Time: Thursdays, [Weeks 1-8], 5pm.

Venue: Teams. To sign up email


Week 1: Thursday 29th April, 5pm

Professor Kenneth Fincham, (University of Kent): ‘The Re-establishment of the Church of England 1660-3 Revisited’.

Week 2: Thursday 6th May, 5pm

Dr James Harris, (Newcastle University): ‘Anglicanism and “Occasional Nonconformity” in South-West Wales, c.1660-1700’.

Week 3: Thursday 13th May, 5pm

Dr Kirsten Macfarlane, (Keble): ‘What has Purgatory to do with the Persian Monarchy? Chronology and Theology in late Elizabethan England’.

Week 4: Thursday 20th May, 5pm

Professor Margaet McGylnn (Western University), ‘Criminal Justice Reform and Religious Reformation in Early Tudor England’.

Week 5: Thursday 27th May, 5pm

Dr James Mawdesley, (Lancaster University): ‘Petitioning for the Settling of the Church: the Lancashire and Cheshire Presbyterian Campaign of 1646 and its Contexts’.

Week 6: Thursday 3rd June, 5pm

Professor Lori Anne Ferrell, (Claremont Graduate University): ‘Inventing the Anglican Reformation: Scholarship, Rivalry, and the Fate of English Protestantism’.

Week 7: Thursday 10th June, 5pm

Professor Richard Oram, (University of Stirling): ‘Religious Response to Epidemic Disease in Scotland, 1348-1648)’.

Week 8: Thursday 17th June, 5pm

Professor Ethan Shagan (The University of California, Berkeley): ‘Stealing Bibles in Early Modern London’.

Convenors: Dr Ruggero Sciuto,

Time: Tuesdays*, [Weeks 2, 4, 6, 8], 5pm. Please note Monday in Week 8.

Venue:  Zoom.

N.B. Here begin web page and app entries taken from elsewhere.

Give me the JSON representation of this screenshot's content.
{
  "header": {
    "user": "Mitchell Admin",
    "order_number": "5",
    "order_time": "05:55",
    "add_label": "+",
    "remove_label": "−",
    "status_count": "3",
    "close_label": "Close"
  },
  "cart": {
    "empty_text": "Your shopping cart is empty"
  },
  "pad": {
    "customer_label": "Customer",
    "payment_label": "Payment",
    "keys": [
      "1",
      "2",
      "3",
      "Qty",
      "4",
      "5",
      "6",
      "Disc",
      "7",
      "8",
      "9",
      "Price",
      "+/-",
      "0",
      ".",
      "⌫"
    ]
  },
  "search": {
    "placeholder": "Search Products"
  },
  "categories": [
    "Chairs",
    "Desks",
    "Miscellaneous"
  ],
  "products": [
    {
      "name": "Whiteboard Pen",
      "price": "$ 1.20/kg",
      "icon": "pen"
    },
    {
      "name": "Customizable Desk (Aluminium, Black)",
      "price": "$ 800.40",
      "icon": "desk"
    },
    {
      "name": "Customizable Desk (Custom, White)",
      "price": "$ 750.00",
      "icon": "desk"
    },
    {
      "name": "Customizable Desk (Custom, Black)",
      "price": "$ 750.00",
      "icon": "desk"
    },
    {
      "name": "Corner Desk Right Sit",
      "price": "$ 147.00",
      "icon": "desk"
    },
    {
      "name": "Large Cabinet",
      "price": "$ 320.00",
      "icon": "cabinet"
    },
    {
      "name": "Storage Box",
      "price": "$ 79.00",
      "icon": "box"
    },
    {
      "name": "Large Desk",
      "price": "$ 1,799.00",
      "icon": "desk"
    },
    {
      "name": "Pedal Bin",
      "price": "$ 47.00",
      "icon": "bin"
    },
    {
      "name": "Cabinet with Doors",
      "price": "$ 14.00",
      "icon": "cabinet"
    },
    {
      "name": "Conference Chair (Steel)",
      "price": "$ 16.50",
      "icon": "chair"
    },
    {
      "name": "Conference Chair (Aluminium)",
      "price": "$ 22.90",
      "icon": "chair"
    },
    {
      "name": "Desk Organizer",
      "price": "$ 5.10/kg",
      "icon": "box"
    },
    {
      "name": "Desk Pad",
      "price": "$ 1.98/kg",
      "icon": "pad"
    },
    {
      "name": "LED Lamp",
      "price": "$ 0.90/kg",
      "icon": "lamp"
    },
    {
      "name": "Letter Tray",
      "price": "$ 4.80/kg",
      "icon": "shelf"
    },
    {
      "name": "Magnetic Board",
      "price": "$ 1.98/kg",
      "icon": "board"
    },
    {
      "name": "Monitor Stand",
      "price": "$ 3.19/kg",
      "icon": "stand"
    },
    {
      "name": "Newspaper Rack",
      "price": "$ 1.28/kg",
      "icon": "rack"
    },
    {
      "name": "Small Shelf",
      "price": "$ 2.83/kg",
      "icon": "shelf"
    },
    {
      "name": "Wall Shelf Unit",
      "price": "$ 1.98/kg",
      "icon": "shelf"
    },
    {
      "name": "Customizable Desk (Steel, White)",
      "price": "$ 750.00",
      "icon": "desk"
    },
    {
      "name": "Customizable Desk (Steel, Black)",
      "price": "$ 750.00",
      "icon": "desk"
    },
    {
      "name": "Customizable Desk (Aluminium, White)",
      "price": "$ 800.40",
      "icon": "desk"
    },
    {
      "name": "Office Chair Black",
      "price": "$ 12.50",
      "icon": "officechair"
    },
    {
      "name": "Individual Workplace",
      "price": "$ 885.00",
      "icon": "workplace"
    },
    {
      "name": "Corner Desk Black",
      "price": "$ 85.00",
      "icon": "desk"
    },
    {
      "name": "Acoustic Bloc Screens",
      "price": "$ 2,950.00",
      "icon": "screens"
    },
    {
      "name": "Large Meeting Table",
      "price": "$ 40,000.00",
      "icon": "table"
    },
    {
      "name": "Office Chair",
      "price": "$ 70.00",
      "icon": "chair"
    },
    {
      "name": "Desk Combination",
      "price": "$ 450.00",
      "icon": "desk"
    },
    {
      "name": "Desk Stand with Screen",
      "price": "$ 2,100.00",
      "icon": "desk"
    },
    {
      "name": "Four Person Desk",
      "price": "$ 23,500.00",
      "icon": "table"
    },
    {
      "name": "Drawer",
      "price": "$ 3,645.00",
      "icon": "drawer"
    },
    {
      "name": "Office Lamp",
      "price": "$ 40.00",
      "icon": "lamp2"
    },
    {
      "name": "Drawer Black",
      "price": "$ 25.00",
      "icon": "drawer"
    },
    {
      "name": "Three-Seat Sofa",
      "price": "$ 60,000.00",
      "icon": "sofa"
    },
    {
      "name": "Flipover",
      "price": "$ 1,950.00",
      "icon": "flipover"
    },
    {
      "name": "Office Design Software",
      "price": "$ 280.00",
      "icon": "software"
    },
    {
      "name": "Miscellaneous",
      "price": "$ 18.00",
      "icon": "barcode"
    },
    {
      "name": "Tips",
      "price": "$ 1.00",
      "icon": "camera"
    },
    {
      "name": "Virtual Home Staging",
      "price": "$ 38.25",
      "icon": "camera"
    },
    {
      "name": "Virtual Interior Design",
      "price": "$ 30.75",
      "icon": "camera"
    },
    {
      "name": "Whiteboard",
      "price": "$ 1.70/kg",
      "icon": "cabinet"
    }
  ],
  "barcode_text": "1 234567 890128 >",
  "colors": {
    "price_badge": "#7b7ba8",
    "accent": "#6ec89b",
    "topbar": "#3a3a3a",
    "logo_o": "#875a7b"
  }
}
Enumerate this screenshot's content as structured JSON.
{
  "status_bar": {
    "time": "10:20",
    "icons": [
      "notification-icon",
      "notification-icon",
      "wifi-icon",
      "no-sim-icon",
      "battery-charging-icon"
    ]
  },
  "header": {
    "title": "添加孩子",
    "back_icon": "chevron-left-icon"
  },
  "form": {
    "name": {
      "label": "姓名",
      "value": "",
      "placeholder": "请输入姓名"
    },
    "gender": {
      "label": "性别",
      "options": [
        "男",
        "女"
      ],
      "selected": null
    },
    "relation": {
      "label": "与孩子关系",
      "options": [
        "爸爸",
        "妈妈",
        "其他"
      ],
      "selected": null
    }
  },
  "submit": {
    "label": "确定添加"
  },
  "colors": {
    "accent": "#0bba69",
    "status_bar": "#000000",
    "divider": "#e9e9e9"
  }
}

For link email .


Week 2: Tuesday 4th May, 5pm

Michael Martoccio, (University of Oxford): 'The Art of Mercato: Buying City-States in Renaissance Tuscany’.

Week 4: Tuesday 18th May, 5pm

Diana Carrió-Invernizzi, (Universidad Nacional de Educación a Distancia): 'Practices of materiality and visual culture in Early Modern Diplomatic Encounters'.

Week 6: Tuesday 1st June, 5pm

Rahul Markovits, (ENS, Paris): 'A Dragoman on home soil: Pierre-Marie Ruffin and the translation of Oriental envoys and travellers in late eighteenth-century France'.

Week 8: *Monday 14th June, 5pm

Roundtable on early modern Ottoman diplomacy